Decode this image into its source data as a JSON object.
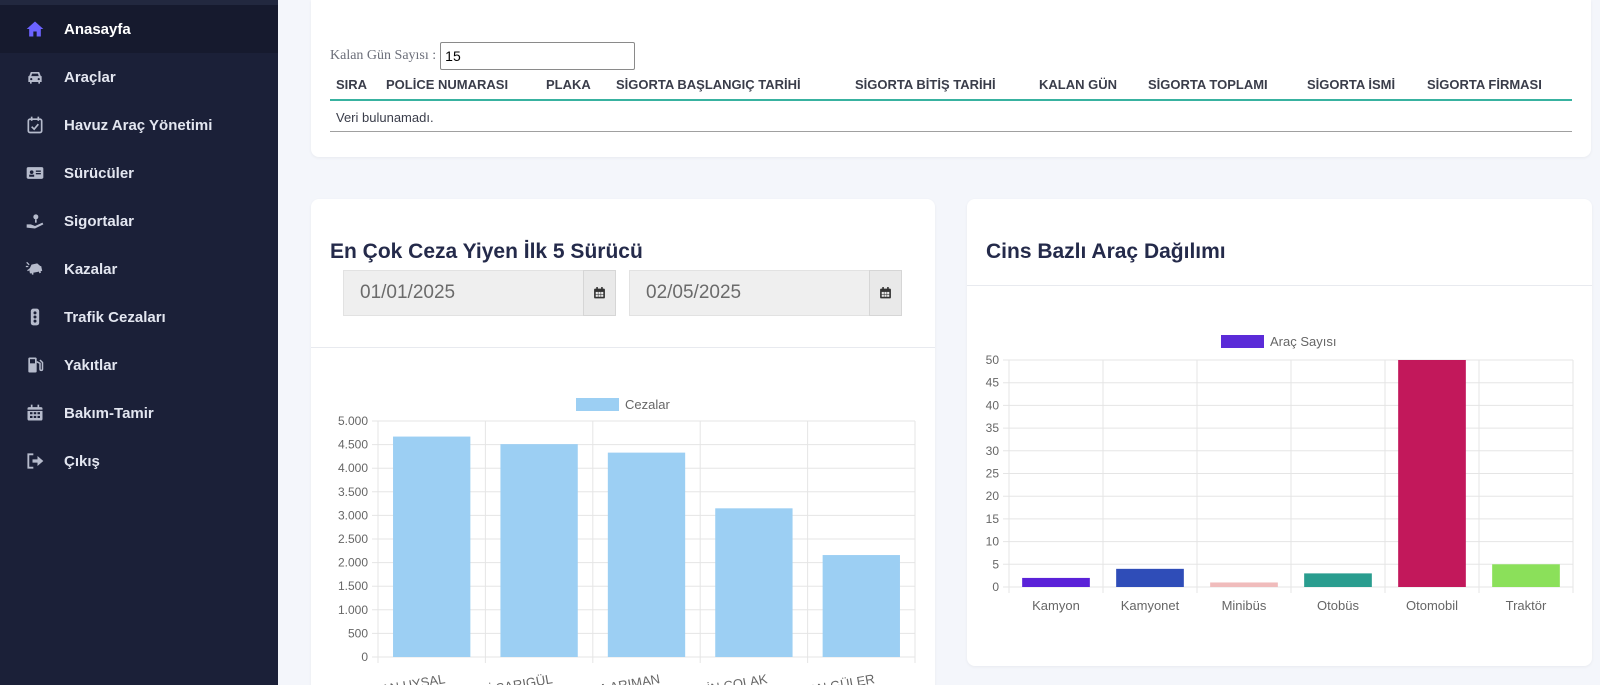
{
  "sidebar": {
    "items": [
      {
        "label": "Anasayfa",
        "icon": "home-icon",
        "active": true
      },
      {
        "label": "Araçlar",
        "icon": "car-icon"
      },
      {
        "label": "Havuz Araç Yönetimi",
        "icon": "calendar-check-icon"
      },
      {
        "label": "Sürücüler",
        "icon": "id-card-icon"
      },
      {
        "label": "Sigortalar",
        "icon": "hand-holding-icon"
      },
      {
        "label": "Kazalar",
        "icon": "car-crash-icon"
      },
      {
        "label": "Trafik Cezaları",
        "icon": "traffic-light-icon"
      },
      {
        "label": "Yakıtlar",
        "icon": "gas-pump-icon"
      },
      {
        "label": "Bakım-Tamir",
        "icon": "calendar-icon"
      },
      {
        "label": "Çıkış",
        "icon": "sign-out-icon"
      }
    ]
  },
  "insurance": {
    "days_label": "Kalan Gün Sayısı :",
    "days_value": "15",
    "columns": [
      "SIRA",
      "POLİCE NUMARASI",
      "PLAKA",
      "SİGORTA BAŞLANGIÇ TARİHİ",
      "SİGORTA BİTİŞ TARİHİ",
      "KALAN GÜN",
      "SİGORTA TOPLAMI",
      "SİGORTA İSMİ",
      "SİGORTA FİRMASI"
    ],
    "empty_text": "Veri bulunamadı."
  },
  "fines_card": {
    "title": "En Çok Ceza Yiyen İlk 5 Sürücü",
    "start_date": "01/01/2025",
    "end_date": "02/05/2025"
  },
  "vehicles_card": {
    "title": "Cins Bazlı Araç Dağılımı"
  },
  "chart_data": [
    {
      "type": "bar",
      "legend": "Cezalar",
      "categories": [
        "...AN UYSAL",
        "...İ SARIGÜL",
        "...A ARIMAN",
        "...İN ÇOLAK",
        "...AN GÜLER"
      ],
      "values": [
        4670,
        4510,
        4330,
        3150,
        2160
      ],
      "y_ticks": [
        "5.000",
        "4.500",
        "4.000",
        "3.500",
        "3.000",
        "2.500",
        "2.000",
        "1.500",
        "1.000",
        "500",
        "0"
      ],
      "ylim": [
        0,
        5000
      ],
      "color": "#9ccff3",
      "legend_position": "top-center",
      "grid": true
    },
    {
      "type": "bar",
      "legend": "Araç Sayısı",
      "legend_color": "#5b2bd8",
      "categories": [
        "Kamyon",
        "Kamyonet",
        "Minibüs",
        "Otobüs",
        "Otomobil",
        "Traktör"
      ],
      "values": [
        2,
        4,
        1,
        3,
        50,
        5
      ],
      "colors": [
        "#5a22d8",
        "#2f4db8",
        "#f0bcbc",
        "#2a9d8f",
        "#c2185b",
        "#8be05a"
      ],
      "y_ticks": [
        "50",
        "45",
        "40",
        "35",
        "30",
        "25",
        "20",
        "15",
        "10",
        "5",
        "0"
      ],
      "ylim": [
        0,
        50
      ],
      "legend_position": "top-center",
      "grid": true
    }
  ]
}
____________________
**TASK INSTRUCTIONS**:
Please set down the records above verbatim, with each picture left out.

**RESPONSE**:
Decode this image into its source data as a JSON object.
{
  "sidebar": {
    "items": [
      {
        "label": "Anasayfa",
        "icon": "home-icon",
        "active": true
      },
      {
        "label": "Araçlar",
        "icon": "car-icon"
      },
      {
        "label": "Havuz Araç Yönetimi",
        "icon": "calendar-check-icon"
      },
      {
        "label": "Sürücüler",
        "icon": "id-card-icon"
      },
      {
        "label": "Sigortalar",
        "icon": "hand-holding-icon"
      },
      {
        "label": "Kazalar",
        "icon": "car-crash-icon"
      },
      {
        "label": "Trafik Cezaları",
        "icon": "traffic-light-icon"
      },
      {
        "label": "Yakıtlar",
        "icon": "gas-pump-icon"
      },
      {
        "label": "Bakım-Tamir",
        "icon": "calendar-icon"
      },
      {
        "label": "Çıkış",
        "icon": "sign-out-icon"
      }
    ]
  },
  "insurance": {
    "days_label": "Kalan Gün Sayısı :",
    "days_value": "15",
    "columns": [
      "SIRA",
      "POLİCE NUMARASI",
      "PLAKA",
      "SİGORTA BAŞLANGIÇ TARİHİ",
      "SİGORTA BİTİŞ TARİHİ",
      "KALAN GÜN",
      "SİGORTA TOPLAMI",
      "SİGORTA İSMİ",
      "SİGORTA FİRMASI"
    ],
    "empty_text": "Veri bulunamadı."
  },
  "fines_card": {
    "title": "En Çok Ceza Yiyen İlk 5 Sürücü",
    "start_date": "01/01/2025",
    "end_date": "02/05/2025"
  },
  "vehicles_card": {
    "title": "Cins Bazlı Araç Dağılımı"
  },
  "chart_data": [
    {
      "type": "bar",
      "legend": "Cezalar",
      "categories": [
        "...AN UYSAL",
        "...İ SARIGÜL",
        "...A ARIMAN",
        "...İN ÇOLAK",
        "...AN GÜLER"
      ],
      "values": [
        4670,
        4510,
        4330,
        3150,
        2160
      ],
      "y_ticks": [
        "5.000",
        "4.500",
        "4.000",
        "3.500",
        "3.000",
        "2.500",
        "2.000",
        "1.500",
        "1.000",
        "500",
        "0"
      ],
      "ylim": [
        0,
        5000
      ],
      "color": "#9ccff3",
      "legend_position": "top-center",
      "grid": true
    },
    {
      "type": "bar",
      "legend": "Araç Sayısı",
      "legend_color": "#5b2bd8",
      "categories": [
        "Kamyon",
        "Kamyonet",
        "Minibüs",
        "Otobüs",
        "Otomobil",
        "Traktör"
      ],
      "values": [
        2,
        4,
        1,
        3,
        50,
        5
      ],
      "colors": [
        "#5a22d8",
        "#2f4db8",
        "#f0bcbc",
        "#2a9d8f",
        "#c2185b",
        "#8be05a"
      ],
      "y_ticks": [
        "50",
        "45",
        "40",
        "35",
        "30",
        "25",
        "20",
        "15",
        "10",
        "5",
        "0"
      ],
      "ylim": [
        0,
        50
      ],
      "legend_position": "top-center",
      "grid": true
    }
  ]
}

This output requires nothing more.